» Data about app and page elements

○ ○ ○ ○ ○ ○ ○

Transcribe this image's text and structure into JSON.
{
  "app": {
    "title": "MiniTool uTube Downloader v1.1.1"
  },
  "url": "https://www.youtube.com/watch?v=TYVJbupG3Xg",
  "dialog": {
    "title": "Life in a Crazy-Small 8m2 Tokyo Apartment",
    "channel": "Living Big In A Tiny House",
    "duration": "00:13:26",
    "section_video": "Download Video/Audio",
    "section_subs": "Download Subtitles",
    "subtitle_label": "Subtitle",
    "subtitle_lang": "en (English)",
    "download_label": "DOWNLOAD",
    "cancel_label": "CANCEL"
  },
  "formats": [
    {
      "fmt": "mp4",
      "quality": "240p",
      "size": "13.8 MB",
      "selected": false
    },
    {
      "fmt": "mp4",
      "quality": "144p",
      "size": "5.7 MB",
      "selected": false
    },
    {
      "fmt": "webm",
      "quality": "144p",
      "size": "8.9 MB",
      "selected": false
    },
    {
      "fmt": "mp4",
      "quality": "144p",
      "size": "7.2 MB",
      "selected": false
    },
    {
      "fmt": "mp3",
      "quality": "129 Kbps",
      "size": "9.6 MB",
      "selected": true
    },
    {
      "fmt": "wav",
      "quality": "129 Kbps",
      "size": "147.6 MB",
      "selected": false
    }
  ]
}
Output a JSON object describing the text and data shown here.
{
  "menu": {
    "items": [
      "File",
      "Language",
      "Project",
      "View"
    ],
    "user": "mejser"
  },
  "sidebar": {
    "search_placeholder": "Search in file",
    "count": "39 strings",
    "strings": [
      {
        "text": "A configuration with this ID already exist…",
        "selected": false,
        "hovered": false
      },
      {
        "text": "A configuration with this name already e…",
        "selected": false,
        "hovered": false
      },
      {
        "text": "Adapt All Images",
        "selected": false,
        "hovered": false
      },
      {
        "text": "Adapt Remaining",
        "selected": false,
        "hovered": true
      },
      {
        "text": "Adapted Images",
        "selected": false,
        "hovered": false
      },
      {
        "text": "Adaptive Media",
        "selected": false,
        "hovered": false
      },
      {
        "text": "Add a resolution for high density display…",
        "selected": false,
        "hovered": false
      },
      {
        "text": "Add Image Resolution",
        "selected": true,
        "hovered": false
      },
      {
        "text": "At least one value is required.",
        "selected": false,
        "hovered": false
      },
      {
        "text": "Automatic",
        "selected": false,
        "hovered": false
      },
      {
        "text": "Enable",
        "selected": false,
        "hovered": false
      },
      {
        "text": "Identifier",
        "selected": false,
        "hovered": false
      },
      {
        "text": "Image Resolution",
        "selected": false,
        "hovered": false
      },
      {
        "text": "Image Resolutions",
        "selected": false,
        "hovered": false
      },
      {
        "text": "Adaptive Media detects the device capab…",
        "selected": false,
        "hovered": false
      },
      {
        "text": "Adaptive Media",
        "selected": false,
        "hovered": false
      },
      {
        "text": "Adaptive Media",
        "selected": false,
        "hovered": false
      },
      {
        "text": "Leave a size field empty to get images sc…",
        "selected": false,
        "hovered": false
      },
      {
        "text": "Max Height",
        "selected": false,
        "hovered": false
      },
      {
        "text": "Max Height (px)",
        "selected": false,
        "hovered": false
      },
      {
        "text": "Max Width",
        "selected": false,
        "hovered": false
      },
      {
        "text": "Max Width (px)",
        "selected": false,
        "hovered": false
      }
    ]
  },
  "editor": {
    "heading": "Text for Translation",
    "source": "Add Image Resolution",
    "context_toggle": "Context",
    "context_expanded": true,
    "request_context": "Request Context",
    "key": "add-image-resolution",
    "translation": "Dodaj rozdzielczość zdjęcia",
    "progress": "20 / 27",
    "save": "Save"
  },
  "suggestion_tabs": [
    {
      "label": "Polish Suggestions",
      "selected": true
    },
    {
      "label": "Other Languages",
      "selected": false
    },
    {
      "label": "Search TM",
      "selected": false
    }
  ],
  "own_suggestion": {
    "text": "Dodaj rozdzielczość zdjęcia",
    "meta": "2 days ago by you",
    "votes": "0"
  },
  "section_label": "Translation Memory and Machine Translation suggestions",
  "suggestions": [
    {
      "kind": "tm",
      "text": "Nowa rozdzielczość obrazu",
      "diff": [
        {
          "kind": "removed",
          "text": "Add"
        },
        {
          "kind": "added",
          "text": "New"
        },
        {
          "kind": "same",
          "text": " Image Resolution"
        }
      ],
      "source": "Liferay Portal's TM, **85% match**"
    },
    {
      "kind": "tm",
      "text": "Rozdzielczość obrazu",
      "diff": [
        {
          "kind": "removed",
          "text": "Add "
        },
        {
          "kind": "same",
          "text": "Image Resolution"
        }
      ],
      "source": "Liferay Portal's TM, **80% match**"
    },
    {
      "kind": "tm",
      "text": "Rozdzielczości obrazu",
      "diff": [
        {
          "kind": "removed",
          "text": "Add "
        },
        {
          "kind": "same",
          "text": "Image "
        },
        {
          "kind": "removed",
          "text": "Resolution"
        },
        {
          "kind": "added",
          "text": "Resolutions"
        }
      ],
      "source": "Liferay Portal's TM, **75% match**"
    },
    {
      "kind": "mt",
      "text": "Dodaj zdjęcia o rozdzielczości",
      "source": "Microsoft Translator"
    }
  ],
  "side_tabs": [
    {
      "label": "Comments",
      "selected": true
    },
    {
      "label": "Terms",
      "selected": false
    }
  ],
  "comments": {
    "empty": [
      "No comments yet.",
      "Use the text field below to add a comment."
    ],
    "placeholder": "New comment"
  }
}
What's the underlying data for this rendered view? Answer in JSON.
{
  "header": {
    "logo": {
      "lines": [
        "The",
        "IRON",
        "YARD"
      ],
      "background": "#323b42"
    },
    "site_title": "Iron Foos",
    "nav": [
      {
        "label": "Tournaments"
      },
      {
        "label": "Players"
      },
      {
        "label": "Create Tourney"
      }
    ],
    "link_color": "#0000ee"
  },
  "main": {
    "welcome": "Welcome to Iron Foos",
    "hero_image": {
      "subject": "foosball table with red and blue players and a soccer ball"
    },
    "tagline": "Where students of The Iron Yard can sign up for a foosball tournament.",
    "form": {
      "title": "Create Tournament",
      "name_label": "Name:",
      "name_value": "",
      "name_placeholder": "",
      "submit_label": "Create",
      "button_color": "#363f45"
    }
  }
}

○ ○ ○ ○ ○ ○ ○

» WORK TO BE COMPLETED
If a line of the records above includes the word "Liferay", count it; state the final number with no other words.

» TASK RESPONSE
3